[Material to process]
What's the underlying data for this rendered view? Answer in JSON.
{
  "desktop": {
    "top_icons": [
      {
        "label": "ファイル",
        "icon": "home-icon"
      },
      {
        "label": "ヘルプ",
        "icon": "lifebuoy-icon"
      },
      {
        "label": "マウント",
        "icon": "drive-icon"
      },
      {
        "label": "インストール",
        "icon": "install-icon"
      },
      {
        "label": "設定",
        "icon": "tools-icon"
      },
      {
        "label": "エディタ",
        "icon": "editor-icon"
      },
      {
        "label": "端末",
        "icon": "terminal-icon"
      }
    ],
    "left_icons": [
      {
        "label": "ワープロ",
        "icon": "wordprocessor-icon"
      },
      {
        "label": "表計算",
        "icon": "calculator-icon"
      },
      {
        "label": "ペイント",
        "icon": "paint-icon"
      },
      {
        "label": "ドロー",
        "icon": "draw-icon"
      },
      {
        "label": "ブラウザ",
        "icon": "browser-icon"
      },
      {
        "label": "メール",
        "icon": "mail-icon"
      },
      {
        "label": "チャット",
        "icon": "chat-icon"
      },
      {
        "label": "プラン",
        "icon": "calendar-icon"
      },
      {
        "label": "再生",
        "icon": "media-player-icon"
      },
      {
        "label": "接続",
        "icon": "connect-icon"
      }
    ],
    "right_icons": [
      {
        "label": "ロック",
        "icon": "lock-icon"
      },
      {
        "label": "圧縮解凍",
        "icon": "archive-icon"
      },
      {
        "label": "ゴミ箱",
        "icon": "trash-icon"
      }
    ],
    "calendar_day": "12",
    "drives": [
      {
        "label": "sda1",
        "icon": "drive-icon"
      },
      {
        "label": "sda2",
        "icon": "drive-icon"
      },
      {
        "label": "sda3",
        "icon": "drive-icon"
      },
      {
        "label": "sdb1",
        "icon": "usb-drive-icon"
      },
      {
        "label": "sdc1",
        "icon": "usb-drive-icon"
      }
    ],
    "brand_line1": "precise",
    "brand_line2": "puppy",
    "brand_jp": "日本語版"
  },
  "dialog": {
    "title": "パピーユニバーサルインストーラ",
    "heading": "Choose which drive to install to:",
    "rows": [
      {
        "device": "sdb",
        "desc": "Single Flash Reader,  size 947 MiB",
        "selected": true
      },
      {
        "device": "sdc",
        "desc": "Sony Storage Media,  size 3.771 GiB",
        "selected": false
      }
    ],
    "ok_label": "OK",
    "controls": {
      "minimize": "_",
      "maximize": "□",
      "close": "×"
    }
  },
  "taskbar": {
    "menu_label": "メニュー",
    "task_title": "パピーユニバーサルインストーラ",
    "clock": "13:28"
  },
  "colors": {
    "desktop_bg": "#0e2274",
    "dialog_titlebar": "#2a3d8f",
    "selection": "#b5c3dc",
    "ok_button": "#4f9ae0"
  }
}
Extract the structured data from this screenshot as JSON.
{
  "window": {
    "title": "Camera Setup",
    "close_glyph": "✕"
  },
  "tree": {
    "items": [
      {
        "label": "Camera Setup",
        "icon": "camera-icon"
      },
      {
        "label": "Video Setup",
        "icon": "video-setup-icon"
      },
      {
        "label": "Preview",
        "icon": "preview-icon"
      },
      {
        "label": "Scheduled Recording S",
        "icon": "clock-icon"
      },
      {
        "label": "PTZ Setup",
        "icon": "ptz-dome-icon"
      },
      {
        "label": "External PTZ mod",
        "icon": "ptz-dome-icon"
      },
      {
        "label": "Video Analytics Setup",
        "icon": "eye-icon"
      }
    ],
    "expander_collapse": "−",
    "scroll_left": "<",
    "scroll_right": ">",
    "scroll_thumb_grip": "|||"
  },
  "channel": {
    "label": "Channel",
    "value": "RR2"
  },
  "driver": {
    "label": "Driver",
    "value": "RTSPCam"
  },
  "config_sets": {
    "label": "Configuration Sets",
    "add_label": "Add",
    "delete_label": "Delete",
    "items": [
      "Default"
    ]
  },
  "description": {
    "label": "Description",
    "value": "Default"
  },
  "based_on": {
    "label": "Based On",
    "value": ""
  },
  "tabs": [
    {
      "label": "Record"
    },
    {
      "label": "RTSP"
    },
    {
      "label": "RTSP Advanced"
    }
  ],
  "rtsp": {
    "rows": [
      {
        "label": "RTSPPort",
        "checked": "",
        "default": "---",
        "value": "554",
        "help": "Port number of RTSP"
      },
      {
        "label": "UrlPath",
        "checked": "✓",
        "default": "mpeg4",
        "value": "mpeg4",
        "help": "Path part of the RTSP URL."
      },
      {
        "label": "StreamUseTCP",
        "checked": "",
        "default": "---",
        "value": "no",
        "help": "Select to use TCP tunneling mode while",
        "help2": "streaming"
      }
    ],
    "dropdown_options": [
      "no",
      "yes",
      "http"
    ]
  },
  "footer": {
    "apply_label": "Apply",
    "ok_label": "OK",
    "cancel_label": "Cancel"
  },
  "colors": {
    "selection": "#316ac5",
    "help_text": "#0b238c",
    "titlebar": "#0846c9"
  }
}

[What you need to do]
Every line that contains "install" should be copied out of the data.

[Result for this exercise]
        "icon": "install-icon"
    "heading": "Choose which drive to install to:",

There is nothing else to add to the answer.